What to do :: In the data below, how many lines contain the string "filled"? Give only the figure.

Task data ::
###
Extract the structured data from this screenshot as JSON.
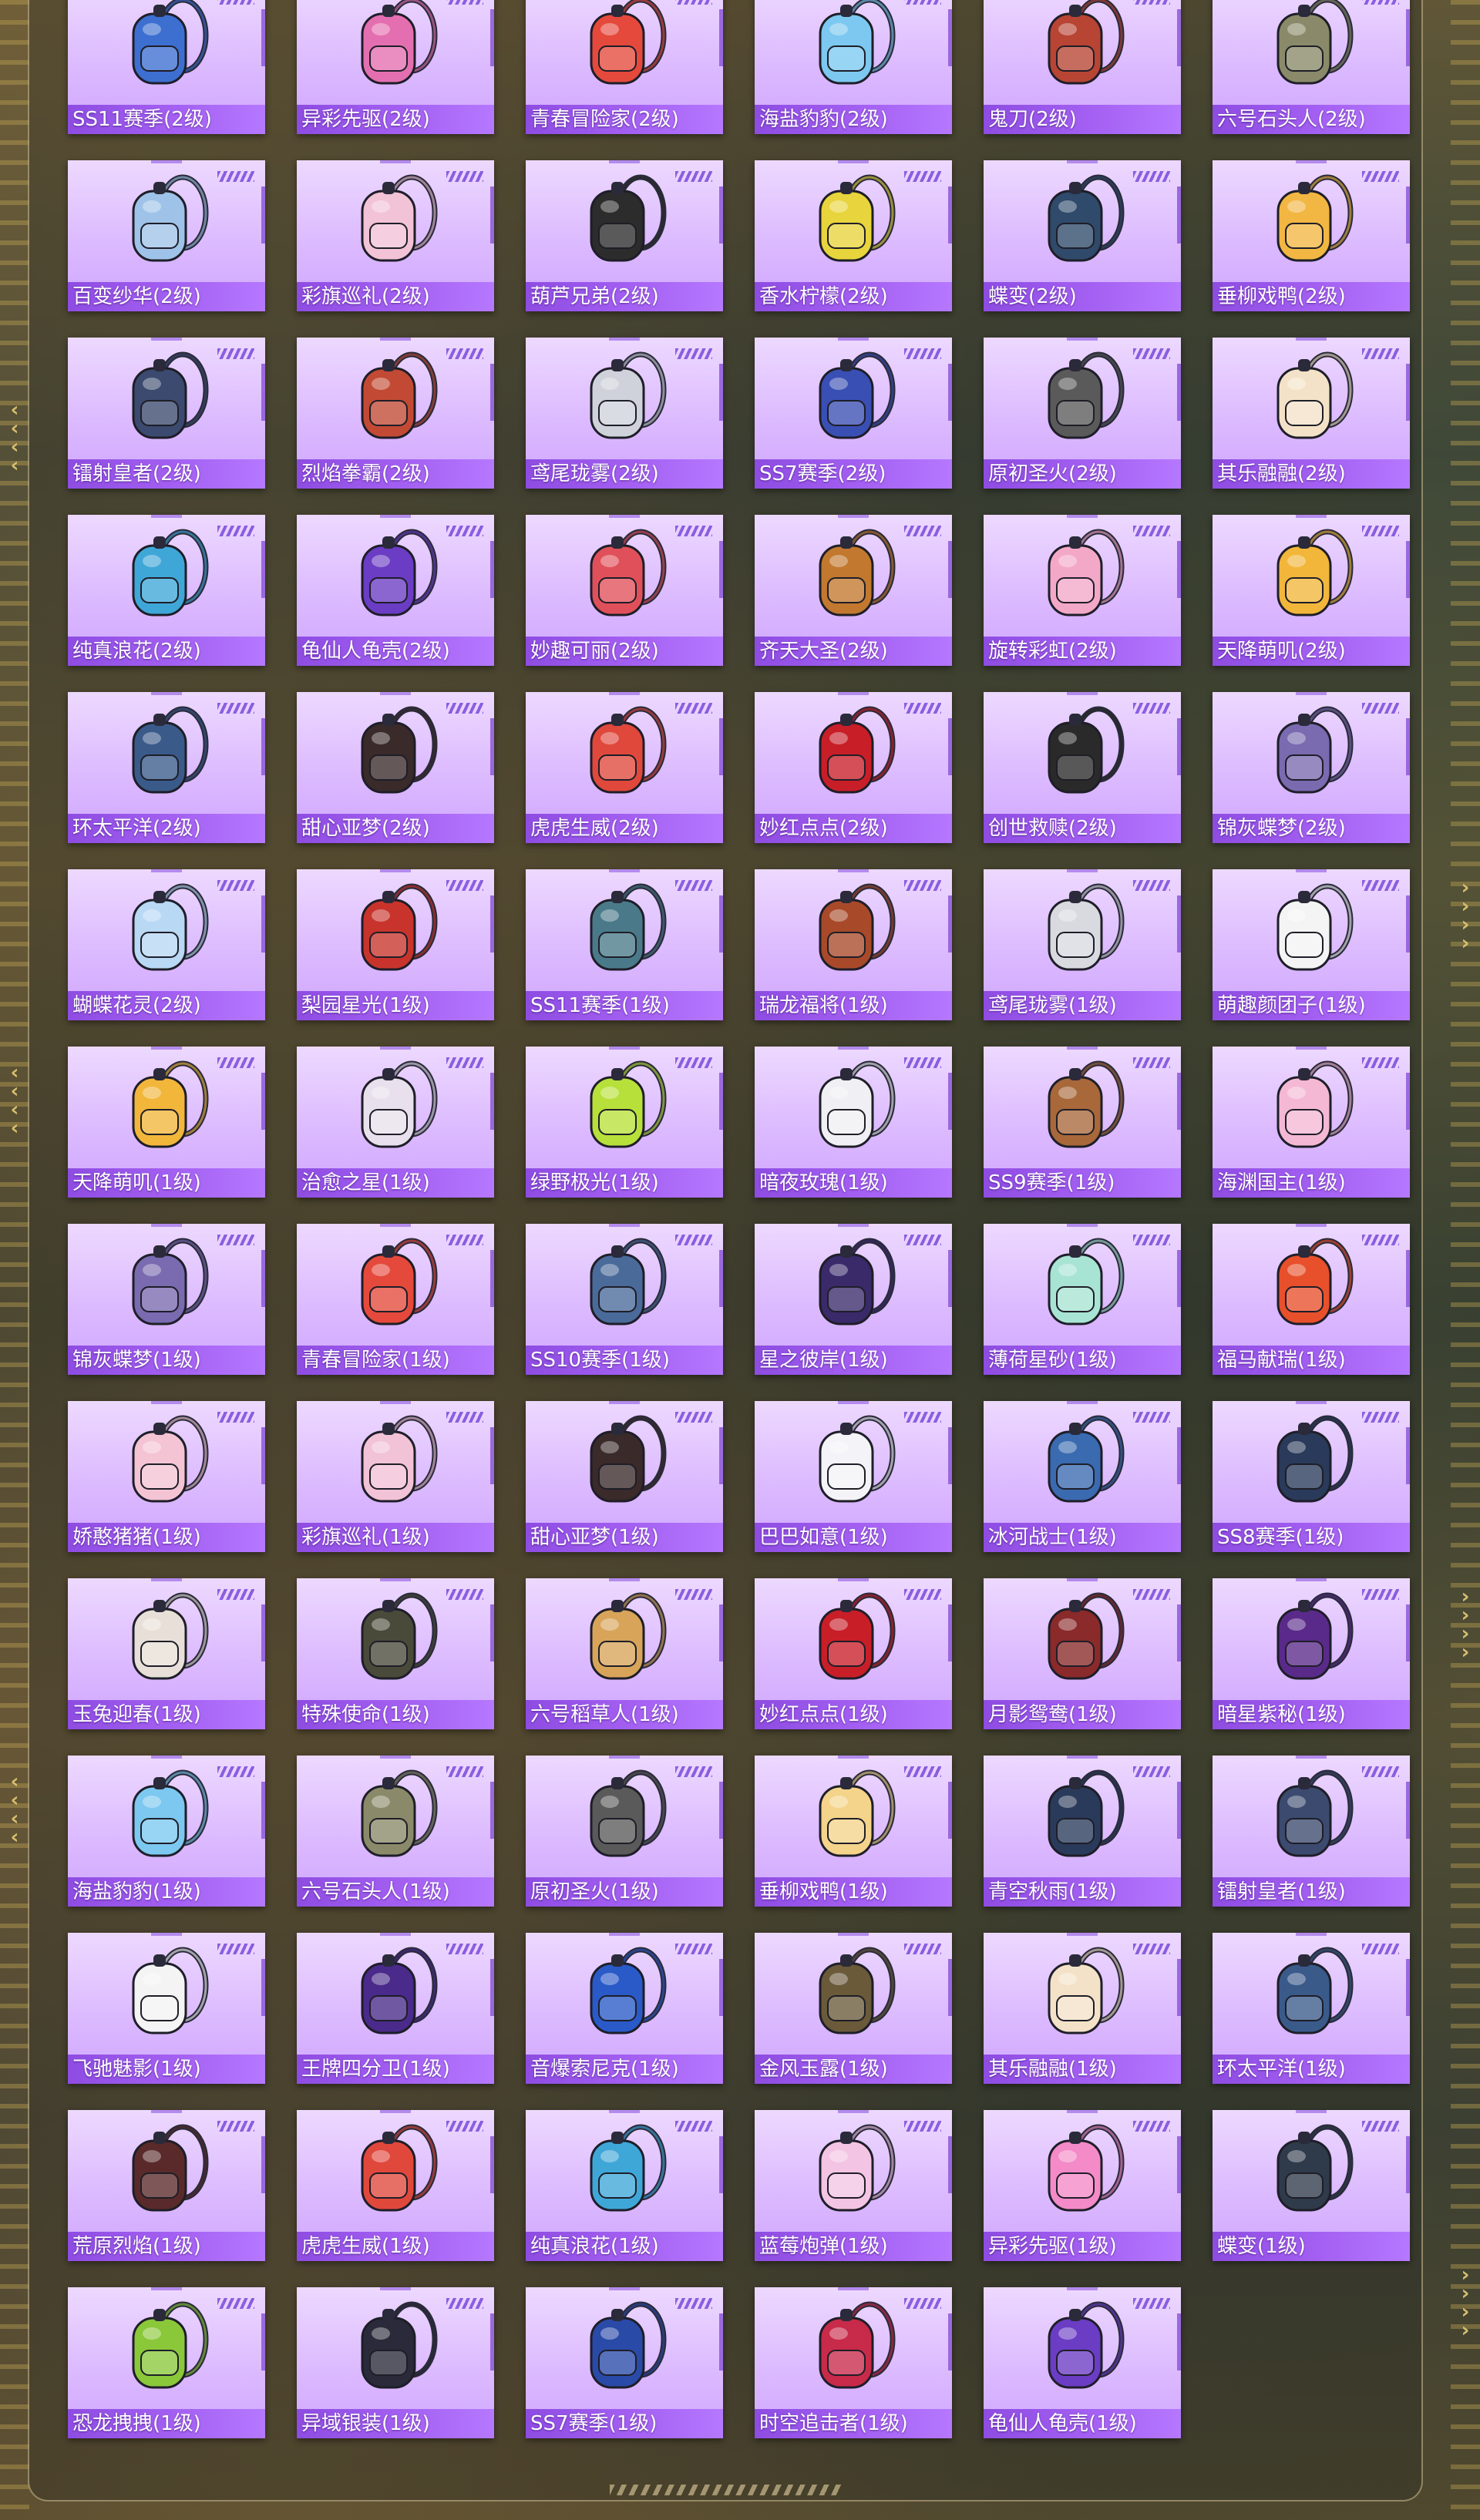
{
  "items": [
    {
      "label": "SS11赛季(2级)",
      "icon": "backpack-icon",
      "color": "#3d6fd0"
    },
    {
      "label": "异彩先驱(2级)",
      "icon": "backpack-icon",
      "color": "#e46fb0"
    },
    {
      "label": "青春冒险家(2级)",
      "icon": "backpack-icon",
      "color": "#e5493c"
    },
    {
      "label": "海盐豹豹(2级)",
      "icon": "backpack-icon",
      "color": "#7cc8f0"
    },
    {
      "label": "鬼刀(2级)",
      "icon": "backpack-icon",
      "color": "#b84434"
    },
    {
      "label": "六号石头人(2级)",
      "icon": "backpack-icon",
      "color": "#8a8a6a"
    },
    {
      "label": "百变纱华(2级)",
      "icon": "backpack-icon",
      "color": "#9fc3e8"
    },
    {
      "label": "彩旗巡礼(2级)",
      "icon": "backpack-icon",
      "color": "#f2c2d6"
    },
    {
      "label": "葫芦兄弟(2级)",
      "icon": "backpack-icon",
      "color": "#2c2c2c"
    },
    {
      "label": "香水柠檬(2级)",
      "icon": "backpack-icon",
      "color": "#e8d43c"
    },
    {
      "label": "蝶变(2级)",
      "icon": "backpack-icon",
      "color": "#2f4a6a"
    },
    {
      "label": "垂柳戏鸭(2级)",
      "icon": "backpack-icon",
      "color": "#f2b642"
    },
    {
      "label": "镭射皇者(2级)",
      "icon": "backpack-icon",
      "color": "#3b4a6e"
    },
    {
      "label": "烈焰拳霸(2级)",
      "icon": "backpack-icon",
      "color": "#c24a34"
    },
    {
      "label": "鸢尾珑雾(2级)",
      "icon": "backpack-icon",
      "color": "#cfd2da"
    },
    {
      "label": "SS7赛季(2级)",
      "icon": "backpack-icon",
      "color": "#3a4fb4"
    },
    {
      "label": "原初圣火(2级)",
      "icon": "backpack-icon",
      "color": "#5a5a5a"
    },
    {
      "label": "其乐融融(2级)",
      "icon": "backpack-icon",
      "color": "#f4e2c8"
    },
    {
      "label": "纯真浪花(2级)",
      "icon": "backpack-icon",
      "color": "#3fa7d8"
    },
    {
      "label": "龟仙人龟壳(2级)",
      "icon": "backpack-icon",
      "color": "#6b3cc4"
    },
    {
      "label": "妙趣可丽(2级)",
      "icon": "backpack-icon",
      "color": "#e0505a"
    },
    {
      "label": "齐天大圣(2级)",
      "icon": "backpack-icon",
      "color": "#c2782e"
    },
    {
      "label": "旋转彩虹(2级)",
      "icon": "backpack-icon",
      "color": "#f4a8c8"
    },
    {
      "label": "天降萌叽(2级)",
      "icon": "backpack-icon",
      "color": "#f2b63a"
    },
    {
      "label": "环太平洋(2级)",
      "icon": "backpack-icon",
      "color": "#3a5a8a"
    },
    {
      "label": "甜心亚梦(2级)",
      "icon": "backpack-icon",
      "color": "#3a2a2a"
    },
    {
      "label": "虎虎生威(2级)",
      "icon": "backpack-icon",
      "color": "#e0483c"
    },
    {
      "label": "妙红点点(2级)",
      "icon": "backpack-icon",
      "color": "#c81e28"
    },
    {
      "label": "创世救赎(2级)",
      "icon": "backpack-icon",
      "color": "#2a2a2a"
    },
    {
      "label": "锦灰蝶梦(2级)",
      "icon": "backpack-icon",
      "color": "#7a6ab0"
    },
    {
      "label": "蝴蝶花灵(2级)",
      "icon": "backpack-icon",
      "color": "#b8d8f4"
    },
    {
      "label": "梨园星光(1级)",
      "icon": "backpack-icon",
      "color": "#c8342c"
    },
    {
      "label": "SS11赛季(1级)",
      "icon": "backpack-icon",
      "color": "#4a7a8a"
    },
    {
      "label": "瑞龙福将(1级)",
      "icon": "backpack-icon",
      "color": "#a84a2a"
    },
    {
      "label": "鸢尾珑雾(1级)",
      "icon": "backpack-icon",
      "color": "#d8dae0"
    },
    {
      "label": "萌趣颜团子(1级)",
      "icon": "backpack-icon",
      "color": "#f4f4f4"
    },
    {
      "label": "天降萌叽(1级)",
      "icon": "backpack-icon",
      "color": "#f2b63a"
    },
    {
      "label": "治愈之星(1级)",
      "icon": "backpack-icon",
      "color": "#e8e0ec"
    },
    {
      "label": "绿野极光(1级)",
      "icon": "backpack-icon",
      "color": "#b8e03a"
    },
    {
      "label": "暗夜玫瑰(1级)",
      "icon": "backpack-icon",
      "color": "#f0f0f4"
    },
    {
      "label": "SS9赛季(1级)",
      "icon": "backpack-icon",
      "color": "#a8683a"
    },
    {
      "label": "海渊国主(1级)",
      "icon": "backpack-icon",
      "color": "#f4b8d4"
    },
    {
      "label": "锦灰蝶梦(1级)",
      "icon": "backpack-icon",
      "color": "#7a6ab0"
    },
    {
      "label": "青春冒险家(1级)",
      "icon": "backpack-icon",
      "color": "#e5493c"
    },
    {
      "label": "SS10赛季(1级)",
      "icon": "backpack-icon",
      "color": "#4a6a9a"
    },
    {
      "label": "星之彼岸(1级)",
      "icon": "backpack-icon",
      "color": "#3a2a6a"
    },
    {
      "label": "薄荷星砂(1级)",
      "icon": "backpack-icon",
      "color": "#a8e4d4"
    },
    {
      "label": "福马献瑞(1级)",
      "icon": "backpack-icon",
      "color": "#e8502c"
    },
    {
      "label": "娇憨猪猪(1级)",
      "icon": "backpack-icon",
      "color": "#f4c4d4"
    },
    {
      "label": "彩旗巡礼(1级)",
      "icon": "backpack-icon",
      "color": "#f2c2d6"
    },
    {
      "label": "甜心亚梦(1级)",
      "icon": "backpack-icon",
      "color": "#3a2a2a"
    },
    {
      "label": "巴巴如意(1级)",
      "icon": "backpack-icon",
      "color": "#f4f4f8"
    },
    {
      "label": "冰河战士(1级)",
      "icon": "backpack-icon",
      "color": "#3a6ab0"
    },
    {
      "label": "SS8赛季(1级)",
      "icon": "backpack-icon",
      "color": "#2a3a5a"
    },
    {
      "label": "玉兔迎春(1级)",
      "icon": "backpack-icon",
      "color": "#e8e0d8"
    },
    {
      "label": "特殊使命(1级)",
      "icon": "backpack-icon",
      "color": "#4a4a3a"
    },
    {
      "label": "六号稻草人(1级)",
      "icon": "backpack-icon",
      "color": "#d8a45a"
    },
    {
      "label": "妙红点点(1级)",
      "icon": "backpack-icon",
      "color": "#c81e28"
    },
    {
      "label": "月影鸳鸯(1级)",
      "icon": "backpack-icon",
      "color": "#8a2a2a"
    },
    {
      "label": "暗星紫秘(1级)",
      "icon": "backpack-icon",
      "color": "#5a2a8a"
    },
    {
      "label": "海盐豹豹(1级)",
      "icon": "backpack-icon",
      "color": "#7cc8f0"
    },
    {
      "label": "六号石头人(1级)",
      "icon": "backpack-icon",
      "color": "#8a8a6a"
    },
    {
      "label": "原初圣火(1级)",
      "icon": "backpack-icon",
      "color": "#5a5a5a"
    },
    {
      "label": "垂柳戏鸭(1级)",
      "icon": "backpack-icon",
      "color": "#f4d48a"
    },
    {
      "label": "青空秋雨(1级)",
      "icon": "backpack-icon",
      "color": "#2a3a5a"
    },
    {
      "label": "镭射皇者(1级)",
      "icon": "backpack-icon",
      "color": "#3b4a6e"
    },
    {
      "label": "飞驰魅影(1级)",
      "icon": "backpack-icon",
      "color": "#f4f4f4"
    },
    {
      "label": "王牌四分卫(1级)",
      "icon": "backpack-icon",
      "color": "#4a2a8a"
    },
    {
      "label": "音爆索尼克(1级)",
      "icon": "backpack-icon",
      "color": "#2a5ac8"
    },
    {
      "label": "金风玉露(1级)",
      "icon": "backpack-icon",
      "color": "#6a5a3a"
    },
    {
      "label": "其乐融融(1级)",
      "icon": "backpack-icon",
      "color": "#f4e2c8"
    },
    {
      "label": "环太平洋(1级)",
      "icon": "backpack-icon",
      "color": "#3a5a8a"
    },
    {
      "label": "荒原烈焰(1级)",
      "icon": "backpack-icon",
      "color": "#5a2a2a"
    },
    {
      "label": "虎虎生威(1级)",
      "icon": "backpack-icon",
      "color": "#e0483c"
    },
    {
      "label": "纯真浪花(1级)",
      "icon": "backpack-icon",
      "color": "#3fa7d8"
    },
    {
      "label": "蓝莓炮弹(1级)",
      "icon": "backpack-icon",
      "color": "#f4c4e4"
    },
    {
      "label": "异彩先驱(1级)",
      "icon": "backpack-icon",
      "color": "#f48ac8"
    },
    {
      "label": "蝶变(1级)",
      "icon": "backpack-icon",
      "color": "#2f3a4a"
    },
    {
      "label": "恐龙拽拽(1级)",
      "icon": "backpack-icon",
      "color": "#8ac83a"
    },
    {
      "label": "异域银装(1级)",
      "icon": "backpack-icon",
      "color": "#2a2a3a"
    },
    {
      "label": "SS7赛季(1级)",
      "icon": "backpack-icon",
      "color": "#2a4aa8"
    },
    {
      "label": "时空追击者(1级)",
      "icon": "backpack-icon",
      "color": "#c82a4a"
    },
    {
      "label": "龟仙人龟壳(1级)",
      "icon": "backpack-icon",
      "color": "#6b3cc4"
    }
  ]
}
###
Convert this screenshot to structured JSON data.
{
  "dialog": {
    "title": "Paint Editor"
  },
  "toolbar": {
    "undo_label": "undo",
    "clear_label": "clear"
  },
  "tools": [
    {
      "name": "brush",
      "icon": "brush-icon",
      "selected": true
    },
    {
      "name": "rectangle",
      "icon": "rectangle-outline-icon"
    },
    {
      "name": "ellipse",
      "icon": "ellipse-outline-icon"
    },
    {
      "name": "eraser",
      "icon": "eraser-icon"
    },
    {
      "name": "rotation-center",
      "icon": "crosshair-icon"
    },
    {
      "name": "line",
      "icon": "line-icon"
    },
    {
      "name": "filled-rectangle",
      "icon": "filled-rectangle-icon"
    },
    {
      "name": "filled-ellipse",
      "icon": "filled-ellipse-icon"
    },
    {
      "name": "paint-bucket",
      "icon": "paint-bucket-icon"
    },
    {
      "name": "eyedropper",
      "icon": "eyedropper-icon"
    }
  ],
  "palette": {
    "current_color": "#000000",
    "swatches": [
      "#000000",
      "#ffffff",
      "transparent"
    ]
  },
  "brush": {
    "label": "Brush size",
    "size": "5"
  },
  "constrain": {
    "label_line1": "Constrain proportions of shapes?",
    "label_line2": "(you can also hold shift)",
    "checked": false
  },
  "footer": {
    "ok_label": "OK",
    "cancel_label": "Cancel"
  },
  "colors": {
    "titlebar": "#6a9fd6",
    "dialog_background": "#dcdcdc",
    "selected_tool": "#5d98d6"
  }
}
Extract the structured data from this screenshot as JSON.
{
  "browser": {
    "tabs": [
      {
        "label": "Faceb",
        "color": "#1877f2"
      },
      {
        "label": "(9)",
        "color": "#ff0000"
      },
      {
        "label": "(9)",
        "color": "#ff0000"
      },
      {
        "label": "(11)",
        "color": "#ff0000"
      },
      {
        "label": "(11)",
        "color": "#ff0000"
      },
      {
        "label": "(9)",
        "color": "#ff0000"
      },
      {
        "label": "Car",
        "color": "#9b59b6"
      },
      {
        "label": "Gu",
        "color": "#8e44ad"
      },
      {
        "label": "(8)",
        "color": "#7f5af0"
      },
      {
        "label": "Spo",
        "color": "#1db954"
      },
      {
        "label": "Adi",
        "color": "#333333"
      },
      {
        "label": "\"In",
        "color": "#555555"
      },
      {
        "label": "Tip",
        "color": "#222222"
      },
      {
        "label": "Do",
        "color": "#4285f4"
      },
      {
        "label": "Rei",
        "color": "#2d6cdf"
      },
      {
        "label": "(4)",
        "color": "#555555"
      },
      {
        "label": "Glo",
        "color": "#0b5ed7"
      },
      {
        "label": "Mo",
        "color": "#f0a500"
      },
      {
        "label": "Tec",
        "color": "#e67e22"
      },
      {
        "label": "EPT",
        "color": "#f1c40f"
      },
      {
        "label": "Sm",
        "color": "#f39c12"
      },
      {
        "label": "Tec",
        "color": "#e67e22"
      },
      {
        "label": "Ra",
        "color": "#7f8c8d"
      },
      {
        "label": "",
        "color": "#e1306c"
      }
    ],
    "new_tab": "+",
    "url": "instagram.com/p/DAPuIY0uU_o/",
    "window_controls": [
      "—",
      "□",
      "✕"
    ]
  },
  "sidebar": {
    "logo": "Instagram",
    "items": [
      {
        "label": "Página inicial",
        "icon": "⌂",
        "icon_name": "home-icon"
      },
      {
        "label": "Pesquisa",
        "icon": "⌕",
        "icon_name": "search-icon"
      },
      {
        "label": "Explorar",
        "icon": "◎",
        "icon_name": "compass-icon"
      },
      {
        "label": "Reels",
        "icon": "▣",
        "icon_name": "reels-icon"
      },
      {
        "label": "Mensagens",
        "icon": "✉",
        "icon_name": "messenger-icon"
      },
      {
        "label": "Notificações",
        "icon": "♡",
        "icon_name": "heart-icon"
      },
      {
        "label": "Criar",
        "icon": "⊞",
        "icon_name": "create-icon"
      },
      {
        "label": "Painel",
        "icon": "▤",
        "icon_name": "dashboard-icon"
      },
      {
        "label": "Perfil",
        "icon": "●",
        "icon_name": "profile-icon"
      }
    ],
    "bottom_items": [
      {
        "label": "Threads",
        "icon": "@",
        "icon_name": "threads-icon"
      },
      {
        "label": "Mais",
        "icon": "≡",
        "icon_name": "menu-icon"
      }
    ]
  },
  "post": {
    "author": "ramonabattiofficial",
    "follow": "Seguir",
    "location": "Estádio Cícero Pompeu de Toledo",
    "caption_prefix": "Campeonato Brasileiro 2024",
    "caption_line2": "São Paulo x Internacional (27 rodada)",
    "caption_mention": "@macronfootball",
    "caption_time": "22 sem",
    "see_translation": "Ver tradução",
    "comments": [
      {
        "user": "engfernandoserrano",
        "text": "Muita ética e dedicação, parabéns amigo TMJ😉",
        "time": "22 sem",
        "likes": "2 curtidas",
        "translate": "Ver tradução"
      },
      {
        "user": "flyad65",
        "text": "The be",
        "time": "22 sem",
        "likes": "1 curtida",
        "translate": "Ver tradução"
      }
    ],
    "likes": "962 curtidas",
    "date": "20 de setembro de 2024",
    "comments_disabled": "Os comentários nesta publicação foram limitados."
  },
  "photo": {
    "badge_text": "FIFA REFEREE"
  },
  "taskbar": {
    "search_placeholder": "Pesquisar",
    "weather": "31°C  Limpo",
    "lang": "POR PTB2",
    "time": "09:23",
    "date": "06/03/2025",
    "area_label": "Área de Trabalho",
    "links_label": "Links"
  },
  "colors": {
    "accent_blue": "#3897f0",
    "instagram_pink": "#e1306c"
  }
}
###
Response to the exercise :: 4